Tony DeAngelo came into this season presumably fighting for his Rangers career. The supremely talented defenseman had to conquer his attitude and off-ice issues to be a legitimate contributor on this club. David Quinn was the coach hired to do just that – coach and train his players not just to be better players, but to be better NHLers and professionals. For DeAngelo, growth off the ice was more important than growth on the ice.
Luckily for the Blueshirts, he did just that. After spending a good chunk of the first half of the season as a healthy scratch, DeAngelo finally stuck in the lineup and eventually skated in 61 games for the Blueshirts. He finished with a line of 4-26-30, tops among defensemen and sixth on the team. Not too shabby for someone who didn’t play the full season.
DeAngelo’s biggest issue on the ice was going to be his defensive zone play, with the mentality that his offensive play will certainly outweigh his defensive mistakes and he will be a net-positive on the ice. At a 48.07 xGF%, on the surface it looks to be a true statement. Breaking this down we get a team leading (by a mile) 3.04 xGF/60, which is just truly great. His 2.55 xGA/60 is actually better than I thought it would be, but still is 5th on the team. Only Marc Staal and Neal Pionk were worse defensively. But for DeAngelo, the offense is worth the defensive shortcomings.
Getting the most out of DeAngelo’s offense while limiting his defensive miscues is a must for Quinn going forward. Luckily, we can see how DeAngelo fared with his defense partners.
DeAngelo spent most of his time with Staal, much to DeAngelo’s detriment in terms of overall shot rates. He did significantly better when paired with Brady Skjei for 319 minutes, and towards the end of the season it looked like that pair was clicking well. It may not be the top pairing on defense that we hope for, but DeAngelo and Skjei complement each other nicely, and both are great skaters. Hopefully we get more than 300 minutes of ice time to see if they can do better than just tread water.
With DeAngelo, he’s going to be the next powerplay QB once Kevin Shattenkirk’s contract is up, or he is traded. So let’s focus on how DeAngelo runs the man advantage.
What I find to be interesting about DeAngelo’s presence on the powerplay is less about shots from where DeAngelo is on the ice, and more about the heavy concentration of shots from in front. This is only 117 minutes of powerplay time though, so it’s to be taken with a grain of salt. The big number to look at is the threat percentage, which is 10% above league average when DeAngelo is on the ice. It is worth noting, though, that DeAngelo received PP1 time with Mika Zibanejad and Chris Kreider.
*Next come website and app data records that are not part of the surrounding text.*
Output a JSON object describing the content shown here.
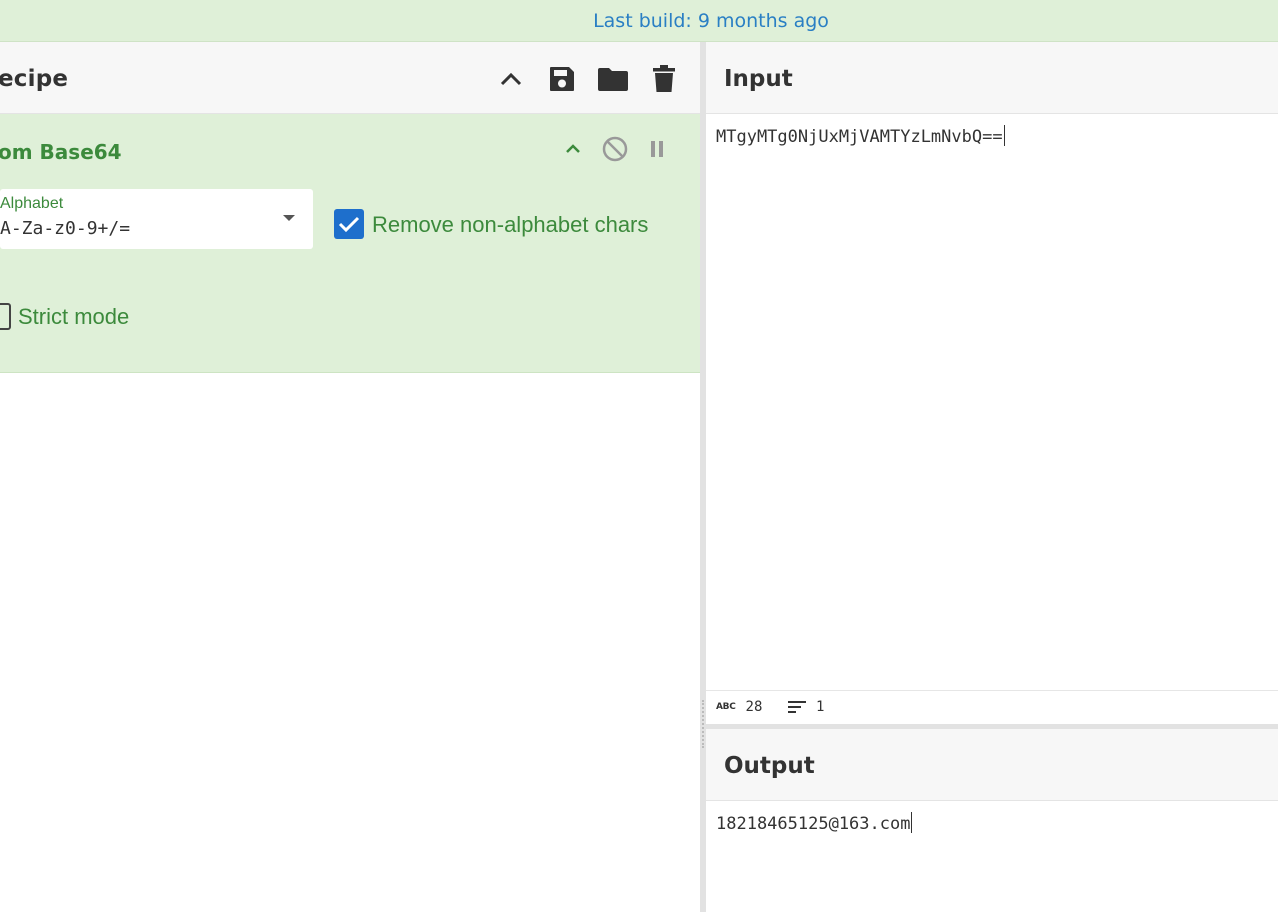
{
  "banner": {
    "text": "Last build: 9 months ago"
  },
  "recipe": {
    "title": "ecipe",
    "actions": [
      {
        "name": "collapse-all",
        "icon": "chevron-up-icon"
      },
      {
        "name": "save",
        "icon": "save-icon"
      },
      {
        "name": "load",
        "icon": "folder-icon"
      },
      {
        "name": "clear",
        "icon": "trash-icon"
      }
    ],
    "operation": {
      "title": "om Base64",
      "icons": [
        "chevron-up-icon",
        "disable-icon",
        "pause-icon"
      ],
      "alphabet_label": "Alphabet",
      "alphabet_value": "A-Za-z0-9+/=",
      "remove_non_alphabet_label": "Remove non-alphabet chars",
      "remove_non_alphabet_checked": true,
      "strict_mode_label": "Strict mode",
      "strict_mode_checked": false
    }
  },
  "input": {
    "title": "Input",
    "text": "MTgyMTg0NjUxMjVAMTYzLmNvbQ=="
  },
  "status": {
    "char_count": "28",
    "line_count": "1"
  },
  "output": {
    "title": "Output",
    "text": "18218465125@163.com"
  },
  "colors": {
    "banner_bg": "#dff0d8",
    "banner_text": "#2a7fc4",
    "operation_bg": "#dff0d8",
    "operation_text": "#3c8a3c",
    "checkbox_blue": "#1e6fcc"
  }
}
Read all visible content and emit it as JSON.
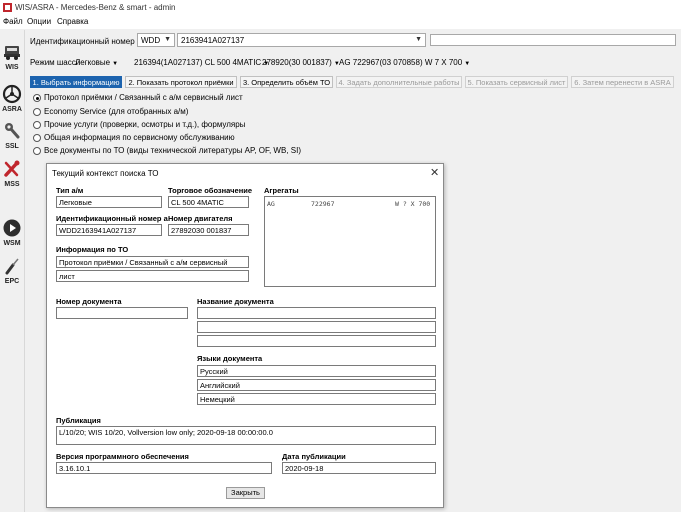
{
  "window": {
    "title": "WIS/ASRA - Mercedes-Benz & smart - admin"
  },
  "menu": [
    "Файл",
    "Опции",
    "Справка"
  ],
  "leftnav": [
    {
      "label": "WIS",
      "icon": "car-icon"
    },
    {
      "label": "ASRA",
      "icon": "steering-wheel-icon"
    },
    {
      "label": "SSL",
      "icon": "wrench-icon"
    },
    {
      "label": "MSS",
      "icon": "tools-icon"
    },
    {
      "label": "WSM",
      "icon": "play-icon"
    },
    {
      "label": "EPC",
      "icon": "screwdriver-icon"
    }
  ],
  "vin": {
    "label": "Идентификационный номер а/м",
    "prefix": "WDD",
    "value": "2163941A027137"
  },
  "chassis": {
    "mode_label": "Режим шасси",
    "items": [
      "Легковые",
      "216394(1A027137) CL 500 4MATIC",
      "278920(30 001837)",
      "AG 722967(03 070858) W 7 X 700"
    ]
  },
  "steps": [
    {
      "label": "1. Выбрать информацию",
      "state": "active"
    },
    {
      "label": "2. Показать протокол приёмки",
      "state": "normal"
    },
    {
      "label": "3. Определить объём ТО",
      "state": "normal"
    },
    {
      "label": "4. Задать дополнительные работы",
      "state": "disabled"
    },
    {
      "label": "5. Показать сервисный лист",
      "state": "disabled"
    },
    {
      "label": "6. Затем перенести в ASRA",
      "state": "disabled"
    }
  ],
  "options": [
    {
      "label": "Протокол приёмки / Связанный с а/м сервисный лист",
      "selected": true
    },
    {
      "label": "Economy Service (для отобранных а/м)",
      "selected": false
    },
    {
      "label": "Прочие услуги (проверки, осмотры и т.д.), формуляры",
      "selected": false
    },
    {
      "label": "Общая информация по сервисному обслуживанию",
      "selected": false
    },
    {
      "label": "Все документы по ТО (виды технической литературы AP, OF, WB, SI)",
      "selected": false
    }
  ],
  "dialog": {
    "title": "Текущий контекст поиска ТО",
    "vehicle_type_label": "Тип а/м",
    "vehicle_type": "Легковые",
    "trade_name_label": "Торговое обозначение",
    "trade_name": "CL 500 4MATIC",
    "vin_label": "Идентификационный номер а/м",
    "vin": "WDD2163941A027137",
    "engine_label": "Номер двигателя",
    "engine": "27892030 001837",
    "units_label": "Агрегаты",
    "units": [
      {
        "type": "AG",
        "code": "722967",
        "desc": "W ? X 700"
      }
    ],
    "to_info_label": "Информация по ТО",
    "to_info_1": "Протокол приёмки / Связанный с а/м сервисный",
    "to_info_2": "лист",
    "doc_number_label": "Номер документа",
    "doc_number": "",
    "doc_name_label": "Название документа",
    "doc_names": [
      "",
      "",
      ""
    ],
    "languages_label": "Языки документа",
    "languages": [
      "Русский",
      "Английский",
      "Немецкий"
    ],
    "publication_label": "Публикация",
    "publication": "L/10/20; WIS 10/20, Vollversion low only; 2020-09-18 00:00:00.0",
    "sw_version_label": "Версия программного обеспечения",
    "sw_version": "3.16.10.1",
    "pub_date_label": "Дата публикации",
    "pub_date": "2020-09-18",
    "close_label": "Закрыть",
    "close_icon": "close-icon"
  },
  "colors": {
    "active_step": "#1c63ae",
    "mss_icon": "#c0262d"
  }
}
Without DeAngelo is a significantly larger sample size of 253 minutes, and we see a whopping 25% swing in threat level to an anemic -15%. This is certainly a positive for DeAngelo, showing that he had a significant impact on the powerplay in such a small amount of time. This does, however, take credibility away from Shattenkirk, who was primarily on PP2 once DeAngelo stuck in the lineup.
With DeAngelo, the expectation was that his offense would cover up his defensive issues and be an overall net positive. That was certainly the case, and I think it’s safe to say the kid exceeded expectations, both on and off the ice. Perhaps Quinn got through to him. Perhaps the kid grew up. It’s likely both, but it bodes well for the Ranges.